Divya & Lana:
Social isolation is a key cause of mental health problems among the aged. We wanted to try to reduce their risk of becoming affected by social isolation, and to stimulate the positive flow-on effects this could have on patients’ overall wellbeing.
Using the hardware and software resources at hand, we devised a platform that would not only address the problem but also provide a benefit to health care providers’ resource planning.
Storybot is a voice-controlled home assistant designed for isolated seniors, powered by IoT architecture. Storybot’s key feature is its ability to engage its owner in daily conversation via pre-programmed prompts.
The assistant would play the role of a daily companion and talk to the owner, allowing them to be mentally stimulated while being able to record their wealth of life experience into the device.
Voice samples from conversations would be analysed for overall emotion and wellbeing levels using IBM Watson’s sentiment analysis tool, allowing us to gauge their daily mood.
The information is then transmitted to (1) the family members for reassurance, and (2) their nurses to help them gauge the need for one-on-one time, and so they can plan for resources optimally.
3. What information did you use to support your ideas?
Given the large-scale issue with dementia and the incidence rate of Alzheimer’s disease (it’s the most common form of dementia), we were able to gather a lot of information from government sites that listed the cost to the nation.
It’s estimated that between now and 2025, dementia will have cost the economy $18.7 billion. Of this, 20% of dementia patients are expected to suffer from sundowning, which works out to $3.74 billion by 2025 for this specific aspect of the disease.
If we could reduce the cost by 5% as a result of our automation solution, we could potentially save the Australian taxpayer as much as $187 million per year.
Divya & Lana:

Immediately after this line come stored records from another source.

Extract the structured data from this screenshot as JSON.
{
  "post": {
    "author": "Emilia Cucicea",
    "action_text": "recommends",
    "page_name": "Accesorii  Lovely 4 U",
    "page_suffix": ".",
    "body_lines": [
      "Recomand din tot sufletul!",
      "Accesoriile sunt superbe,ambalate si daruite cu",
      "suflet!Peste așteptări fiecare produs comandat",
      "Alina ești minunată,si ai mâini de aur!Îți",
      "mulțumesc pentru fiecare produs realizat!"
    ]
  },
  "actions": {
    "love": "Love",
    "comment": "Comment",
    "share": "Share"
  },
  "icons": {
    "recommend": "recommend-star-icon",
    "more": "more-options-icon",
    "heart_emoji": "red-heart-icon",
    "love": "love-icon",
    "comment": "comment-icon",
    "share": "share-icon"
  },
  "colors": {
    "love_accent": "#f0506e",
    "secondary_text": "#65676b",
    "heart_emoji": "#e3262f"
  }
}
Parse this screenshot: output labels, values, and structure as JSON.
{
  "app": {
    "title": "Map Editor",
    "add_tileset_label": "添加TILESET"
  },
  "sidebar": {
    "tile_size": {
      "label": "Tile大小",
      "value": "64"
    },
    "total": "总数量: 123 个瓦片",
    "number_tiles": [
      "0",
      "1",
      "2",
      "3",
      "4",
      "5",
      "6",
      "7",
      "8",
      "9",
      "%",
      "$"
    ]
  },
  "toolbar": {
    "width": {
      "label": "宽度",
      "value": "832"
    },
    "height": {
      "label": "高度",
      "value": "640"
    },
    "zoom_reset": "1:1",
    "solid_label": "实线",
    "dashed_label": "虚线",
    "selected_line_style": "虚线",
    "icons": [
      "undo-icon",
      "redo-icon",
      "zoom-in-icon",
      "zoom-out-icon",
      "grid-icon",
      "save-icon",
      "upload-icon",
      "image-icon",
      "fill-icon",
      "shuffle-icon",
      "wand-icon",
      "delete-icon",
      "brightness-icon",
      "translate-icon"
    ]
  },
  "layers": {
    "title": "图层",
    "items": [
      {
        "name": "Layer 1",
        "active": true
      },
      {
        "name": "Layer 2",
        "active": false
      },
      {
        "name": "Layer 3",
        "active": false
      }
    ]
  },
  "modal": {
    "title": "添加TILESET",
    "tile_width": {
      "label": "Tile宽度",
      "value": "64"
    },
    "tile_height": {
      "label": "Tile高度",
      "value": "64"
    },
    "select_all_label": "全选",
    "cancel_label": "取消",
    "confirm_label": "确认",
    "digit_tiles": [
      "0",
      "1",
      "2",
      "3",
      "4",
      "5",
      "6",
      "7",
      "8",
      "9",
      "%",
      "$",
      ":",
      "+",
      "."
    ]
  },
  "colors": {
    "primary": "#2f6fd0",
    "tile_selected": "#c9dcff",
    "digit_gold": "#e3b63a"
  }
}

We made good use of Dentsu research partners, such as Roy Morgan, to help define our audience and size up the market.
Government resources have a wealth of information regarding healthcare costs and average spend breakdown for our target age group – this was helpful when we needed to calculate our savings and returns once the product hits the market.
The mentors on site were also great sounding boards when it came to challenging our ideas and ensuring that we did not have any loopholes.
4. What advice would you have for a first-time hackathoner?
Define your problem as narrowly as possible, keep in mind the core benefit of your product, and try to ignore everything else. Also, have fun bringing the idea to life.
Try to understand the problems as much as possible beforehand and explore multiple similar avenues before settling.
Timing is everything. Always have a backup to your backup plan, and keep an open mind!